It hasn’t all been a cakewalk. There have been hard times. I have had to learn how to restrain my son with my bodyweight to stop him from hurting himself. Speech is still sporadic enough that we celebrate every single word, every single sentence. It saddens us that George does not have friends, preferring to play by himself.

One of the hardest things to deal with has been the reactions of other people. We get rude stares in grocery stores, and complete strangers tell us that what our child needs is “a good hiding”. When people see George having difficulty in a public place, they jump to the immediate conclusion that he is misbehaving. Don’t get me wrong – sometimes he is. He may have autism, but let’s face it – an eight-year-old boy is an eight-year-old boy. Most times, though, George is having trouble with the brightness of the florescent lighting, or the overabundance of sounds, or all of the conversations going on around him that he does not know how to filter.

I sometimes wish for a magical potion, a Perfume of Arabia that I could sprinkle onto people to open their eyes and help them understand.

In the absence of a Perfume of Arabia, the best I can do is write about my experiences and hope that it will make a difference to someone’s life. Like it did to a reader, Tazz, who along with her dog Campbell, had an incredible encounter with a special needs child. With Tazz’s permission, I am sharing the story here. I’m not even going to bother rewording it. Tazz’s words can speak very well for themselves.

“One thing I learned is to never ever judge what I see a child doing, because for all I know there may be a problem I do not know about. Turns out this info came in very handy for me not long ago. There is a family who are members of the church I am currently attending part time. Their son has some kind of a problem that they have not quite diagnosed yet. However, it causes him to sometimes have horrible meltdowns. I was walking down the hall one day during Sunday School time going back to class from the bathroom when from a room down the hall a ways I heard the most heartbreaking crying I ever heard, and knew it was this little boy having another hard time. His mother was doing all she could to calm the child. I followed my heart and took a chance. I softly knocked on the door, and asked if I could help. She had come to the door with the melting down child in her arms, and when he saw Campbell his screaming stopped. I mean like turning off a switch. I asked if I could bring Campbell in and visit for a minute. She agreed and we all sat on the floor with the little boy calming down and petting Campbell. They are now looking in to the possibility of getting a therapy dog for this child. Campbell has come to rescue this child a couple more times since that day. Because now if we are there, and this child starts to have a problem they come and get me from where ever I am and I happily go and help. Well, Campbell helps.

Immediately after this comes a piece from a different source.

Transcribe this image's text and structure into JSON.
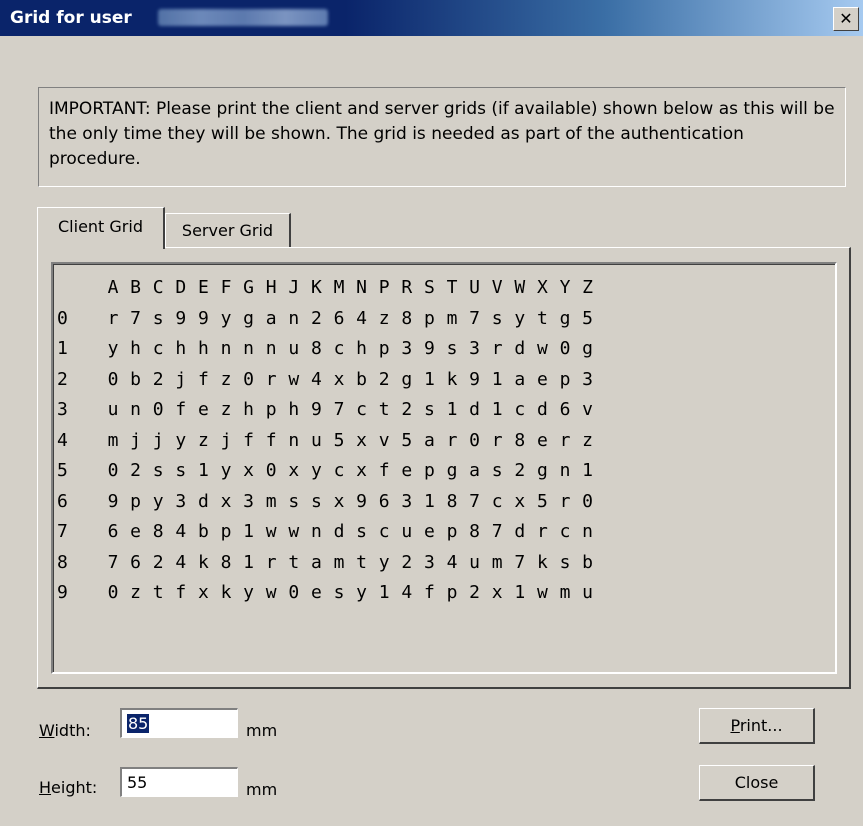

Is this not the most amazing story? Tazz had an instinct and she followed it. She and her dog were exactly what that little boy and his Mom needed. We special needs parents all need people like this – people who don’t necessarily know the circumstances, but who open their hearts to people who really need it.

To Tazz and all of the people like her, thank you. Thank you for being there. Thank you for being you. You restore my faith in the goodness of human nature.

This week’s Indie Ink Challenge came from Head Ant, who gave me this prompt: What would your proverbial “perfumes of Arabia” take care of? Fiction or non-fiction.
I challenged lisa with the prompt: Write about anything you like, but include the following: cotton candy, a dog, and a broken-down taxi.

Photo credit to Tazz. This picture was taken at an event to remember the victims of domestic violence.